By Pat Loeb

PHILADELPHIA (CBS) – The sidewalk is closed at 12th and Market Street in Center City Philadelphia. Also 12th at Sansom. Also mid-way down that block of Sansom. And in the same block on Walnut. Also 15th and Chestnut. And 16th and Market.

In fact, a walk down 16th forces pedestrians to cross the street multiple times or risk their safety in traffic.

“It’s not very pedestrian friendly, I would say,” said one Center City office worker, among the many who said they find the situation frustrating.

While Philadelphia has a national reputation as a walkable city– often ranked by various measures in the top five in the U.S.– those who commute regularly on foot know it’s not always that easy to get around because so many sidewalks are blocked for construction projects.

This was a pet peeve of Jim Kenney’s when he was a councilman. Now that he’s mayor, well, it’s still a pet peeve.

“Contractors in the city of Philadelphia do not have the right to take public space because it’s convenient to them,” says Kenney. “They don’t have the right to make people walk in the street because they want to park their construction vehicles or take the sidewalk with a cyclone fence.”

The Kenney administration has cracked down on unpermitted sidewalk closures. The Streets Department Right of Way unit hired three additional employees in July and has issued 1,021 violations so far this year, compared to 591 for all of 2015.

But the Streets Department has also increased the number of permits it issues allowing sidewalk closure: 563 this year so far, on track to beat last year’s total of 866.

Kenney says sometimes it can’t be avoided.

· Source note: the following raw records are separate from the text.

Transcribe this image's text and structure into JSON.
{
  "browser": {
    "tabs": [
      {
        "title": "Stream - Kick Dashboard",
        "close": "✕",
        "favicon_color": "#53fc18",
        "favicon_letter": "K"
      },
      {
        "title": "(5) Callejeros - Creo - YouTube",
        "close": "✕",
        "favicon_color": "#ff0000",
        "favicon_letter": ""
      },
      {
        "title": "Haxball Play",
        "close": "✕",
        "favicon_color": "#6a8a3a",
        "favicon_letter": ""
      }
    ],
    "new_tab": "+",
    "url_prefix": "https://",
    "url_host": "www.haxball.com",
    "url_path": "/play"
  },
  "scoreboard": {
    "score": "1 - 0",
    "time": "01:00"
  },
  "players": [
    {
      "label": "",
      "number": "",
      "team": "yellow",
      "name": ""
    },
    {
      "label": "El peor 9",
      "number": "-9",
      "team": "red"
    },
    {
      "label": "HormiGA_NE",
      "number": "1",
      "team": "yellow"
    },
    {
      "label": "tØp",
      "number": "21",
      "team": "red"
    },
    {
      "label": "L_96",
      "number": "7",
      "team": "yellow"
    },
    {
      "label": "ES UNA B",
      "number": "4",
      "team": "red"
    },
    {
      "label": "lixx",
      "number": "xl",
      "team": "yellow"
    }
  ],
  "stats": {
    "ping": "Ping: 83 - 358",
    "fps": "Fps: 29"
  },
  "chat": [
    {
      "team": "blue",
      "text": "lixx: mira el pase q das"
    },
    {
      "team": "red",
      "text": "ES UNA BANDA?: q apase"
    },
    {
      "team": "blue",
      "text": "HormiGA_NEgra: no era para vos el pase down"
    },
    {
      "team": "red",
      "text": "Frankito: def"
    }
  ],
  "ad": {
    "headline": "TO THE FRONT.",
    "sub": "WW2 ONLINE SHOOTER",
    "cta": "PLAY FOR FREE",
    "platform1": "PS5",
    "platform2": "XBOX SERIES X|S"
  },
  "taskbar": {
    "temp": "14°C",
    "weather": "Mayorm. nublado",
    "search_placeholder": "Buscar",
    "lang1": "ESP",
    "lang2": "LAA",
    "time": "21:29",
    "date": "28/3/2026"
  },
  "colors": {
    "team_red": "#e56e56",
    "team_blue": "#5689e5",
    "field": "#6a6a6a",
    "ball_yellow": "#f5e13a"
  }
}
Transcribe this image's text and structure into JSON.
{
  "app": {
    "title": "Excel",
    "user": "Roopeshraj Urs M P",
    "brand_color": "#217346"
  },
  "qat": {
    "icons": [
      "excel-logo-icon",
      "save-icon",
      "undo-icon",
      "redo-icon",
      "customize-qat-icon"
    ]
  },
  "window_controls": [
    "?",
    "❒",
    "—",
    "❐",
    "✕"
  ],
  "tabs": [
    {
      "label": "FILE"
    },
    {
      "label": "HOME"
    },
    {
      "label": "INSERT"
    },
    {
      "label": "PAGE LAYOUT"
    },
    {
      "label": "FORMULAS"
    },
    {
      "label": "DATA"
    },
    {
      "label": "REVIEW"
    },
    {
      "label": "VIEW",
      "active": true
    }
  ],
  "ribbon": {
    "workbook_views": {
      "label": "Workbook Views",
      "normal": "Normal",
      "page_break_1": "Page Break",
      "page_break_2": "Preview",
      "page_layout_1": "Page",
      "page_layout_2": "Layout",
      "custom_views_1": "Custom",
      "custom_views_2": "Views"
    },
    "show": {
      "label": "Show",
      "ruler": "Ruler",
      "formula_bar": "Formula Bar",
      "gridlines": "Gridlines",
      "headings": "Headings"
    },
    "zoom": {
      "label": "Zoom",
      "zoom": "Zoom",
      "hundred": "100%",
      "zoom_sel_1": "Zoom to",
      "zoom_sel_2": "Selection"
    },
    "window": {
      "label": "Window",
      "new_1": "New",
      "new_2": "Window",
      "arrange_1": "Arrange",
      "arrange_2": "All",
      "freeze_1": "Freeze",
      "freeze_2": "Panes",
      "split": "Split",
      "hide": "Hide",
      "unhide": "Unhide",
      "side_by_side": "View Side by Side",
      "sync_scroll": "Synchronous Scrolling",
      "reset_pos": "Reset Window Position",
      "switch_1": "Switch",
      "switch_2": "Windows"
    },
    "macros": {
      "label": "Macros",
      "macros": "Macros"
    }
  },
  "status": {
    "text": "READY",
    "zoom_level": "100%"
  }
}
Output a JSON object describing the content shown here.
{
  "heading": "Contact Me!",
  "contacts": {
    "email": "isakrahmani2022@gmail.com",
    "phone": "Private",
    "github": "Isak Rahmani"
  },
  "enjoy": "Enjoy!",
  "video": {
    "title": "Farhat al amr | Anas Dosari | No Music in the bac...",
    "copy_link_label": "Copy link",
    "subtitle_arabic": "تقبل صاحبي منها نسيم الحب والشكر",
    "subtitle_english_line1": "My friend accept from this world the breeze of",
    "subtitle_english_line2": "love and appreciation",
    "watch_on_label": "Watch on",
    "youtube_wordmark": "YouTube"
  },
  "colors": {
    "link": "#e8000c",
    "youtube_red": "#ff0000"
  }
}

“When you are demolishing a building, the sidewalk needs to be closed by law,” he says. “But I want to know how long it needs to be closed and when it’s still closed the day after you said it was going to be open, you’re going to start paying heavy for the permit to keep that sidewalk closed and you’re going to have to have good reasons for it.”

He says he’d prefer that contractors use scaffold covers that protect pedestrians while leaving sidewalks navigable, as many other cities require.

“And it’s going to be that way in Philadelphia or I don’t want you doing business here. If you have a need to disrespect a neighborhood with your construction vehicles, that’s going to stop.”

There are, however, no apparent plans in the works to make covering the sidewalk a requirement, though some projects do use that method.

Some projects take over a traffic lane and put up a barricade so pedestrians are protected without crossing the street.

But dozens of sidewalks in Center City alone are simply blocked off, creating not just an inconvenience but sometimes a safety risk.

Terrence Davis walked into a traffic lane on 15th Street, the other day, so he wouldn’t miss his bus. He worried, he admits, but like most Philadelphians, he’s adapted.

“If you stay close to the (barricade), the odds of getting hit… well, it’s on who’s driving,” says Davis.

He also looks at the bright side. All those closed sidewalks are for construction projects, a sign of Center City’s economic health. Or they’re for infrastructure repairs, which are good for everyone.

“They’re doing what they have to do,” he says. “And we as the pedestrians have to adjust so, it’s all good.”